After living in “deep Bushwick” doing the “struggling comedian thing” more than a decade ago, Rogowsky realized maybe standup wasn’t his path. “I’m not a big drinker and hate staying up past my bedtime,” he said, which is not very ideal for a standup’s lifestyle. It turns out to be perfectly suitable for a wholesome internet quiz show.
“Everything else I’ve worked on basically been canceled,” he joked, recounting his professional credits, including an ABC hidden camera reality show.
Right before becoming a viral meme, the comedian hosted the live show Running Late with Scott Rogowsky with his dad in Manhattan. Guests have included John Hamm, Steve Buscemi, and Jenny Slate, which he booked by using his network and literally tracking people down at events.
As late as May of this year, his plan was to move to L.A. earlier to expand the live show. But he auditioned for HQ and got the job, which kept him in New York, where the startup is based.
As much as Rogowsky needs HQ, HQ arguably needs him more. There are other hosts, including Sharon Carpenter, but Rogowsky has hosted the most games — over 150 live quiz shows thus far. When the show failed to start on time on Tuesday night, 120,000 fans were there waiting, many calling for him to show up in the app’s fast-moving comment section.
If you think playing HQ feels dystopian, being on the other side of the black mirror is even more eerie.
“Hosting something live online is surreal because the only way I get to experience it is when people send me photos of them playing the app out in public,” he told me. “The silence is deafening. It’s strange to be hosting in front of nobody, even though 120,000 people are watching and playing.”

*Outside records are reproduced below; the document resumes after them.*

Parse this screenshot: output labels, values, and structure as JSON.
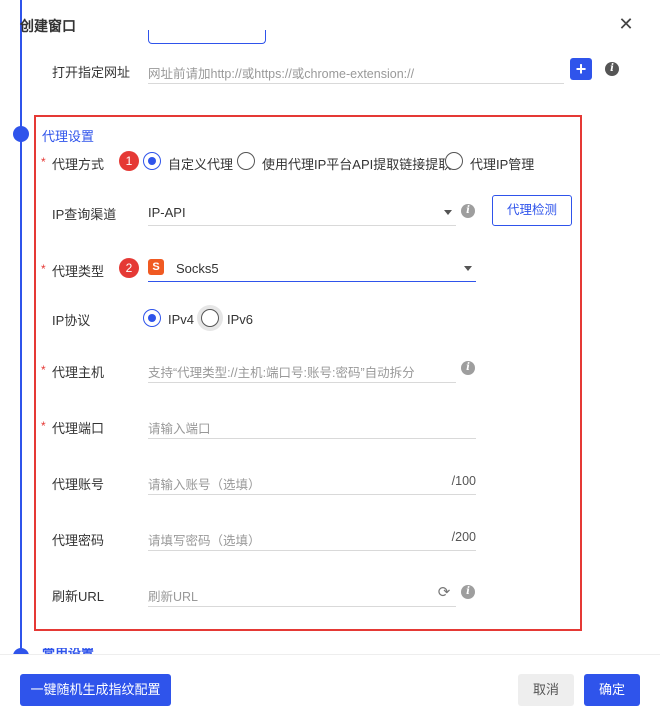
{
  "dialog": {
    "title": "创建窗口"
  },
  "open_url": {
    "label": "打开指定网址",
    "placeholder": "网址前请加http://或https://或chrome-extension://"
  },
  "proxy": {
    "section_title": "代理设置",
    "mode": {
      "label": "代理方式",
      "badge": "1",
      "options": [
        "自定义代理",
        "使用代理IP平台API提取链接提取",
        "代理IP管理"
      ],
      "selected": "自定义代理"
    },
    "ip_channel": {
      "label": "IP查询渠道",
      "value": "IP-API",
      "check_button": "代理检测"
    },
    "proxy_type": {
      "label": "代理类型",
      "badge": "2",
      "logo": "S",
      "value": "Socks5"
    },
    "ip_protocol": {
      "label": "IP协议",
      "options": [
        "IPv4",
        "IPv6"
      ],
      "selected": "IPv4"
    },
    "host": {
      "label": "代理主机",
      "placeholder": "支持“代理类型://主机:端口号:账号:密码”自动拆分"
    },
    "port": {
      "label": "代理端口",
      "placeholder": "请输入端口"
    },
    "account": {
      "label": "代理账号",
      "placeholder": "请输入账号（选填）",
      "counter": "/100"
    },
    "password": {
      "label": "代理密码",
      "placeholder": "请填写密码（选填）",
      "counter": "/200"
    },
    "refresh_url": {
      "label": "刷新URL",
      "placeholder": "刷新URL"
    }
  },
  "footer": {
    "generate_button": "一键随机生成指纹配置",
    "cancel_button": "取消",
    "confirm_button": "确定"
  },
  "colors": {
    "accent": "#2f54eb",
    "highlight": "#e53935"
  }
}
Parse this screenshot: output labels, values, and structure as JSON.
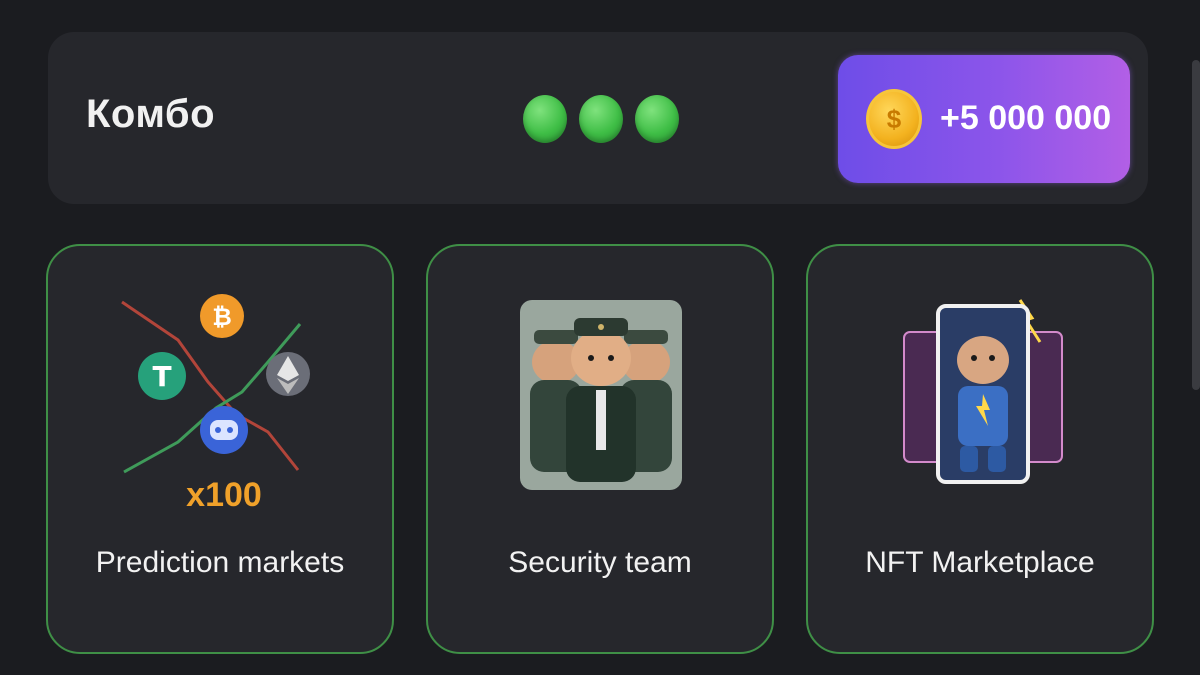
{
  "combo": {
    "title": "Комбо",
    "found_count": 3,
    "dot_color": "#4cc552",
    "reward": {
      "icon": "dollar-coin-icon",
      "coin_symbol": "$",
      "text": "+5 000 000",
      "gradient": [
        "#6e4de8",
        "#b25fe6"
      ]
    }
  },
  "cards": [
    {
      "label": "Prediction markets",
      "multiplier": "x100",
      "icons": [
        "bitcoin-icon",
        "tether-icon",
        "ethereum-icon",
        "discord-icon"
      ]
    },
    {
      "label": "Security team",
      "icon": "hamster-security-team-image"
    },
    {
      "label": "NFT Marketplace",
      "icon": "hamster-nft-cards-image"
    }
  ],
  "colors": {
    "background": "#1b1c20",
    "panel": "#26272c",
    "card_border": "#3f8f46",
    "multiplier": "#f0a12a"
  }
}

Unlike a traditional TV quiz show, the host doesn’t have real life contestants to banter with. And while in the early days he was able to read all the comments and shout people out during the game, the feed has now become too fast for that.
This is where Rogowsky has to get creative, inventing little in jokes with the audience — like calling them “H-Qties,” both to avoid dead air and make the audience feel included. “My showbiz skills help me with this type of hosting,” he said.
When I ask how his new schedule, which includes live hosting slots at 3 p.m. and 9 p.m. during the week, he admitted that “it’s hard to see a Broadway show or dinner.” He also currently commutes into the city from his suburban hometown, saying, “I’m in between apartments right now, it’s not all roses.”
Nevertheless, the host genuinely enjoys the rapidly growing community around HQ’s popularity, something he’s looking forward to help grow. “The internet has become so divisive and filled with echo chambers,” he said. “This is an enjoyable way to bring people together in a nonpartisan, fun way.”
As we finished up our meeting, the host took the opportunity to set an important record straight regarding questions HQ-ers constantly ask during games. “Yes, I am wearing pants during shows,” he confirms. “And no I’ve never worn eyeliner, I just have naturally lush lashes.”
All joking aside, I asked him if he’s being held hostage by HQ. “I think last night’s game proved that I’m alive and well,” he texted me. “Not being held hostage, we’re all good!”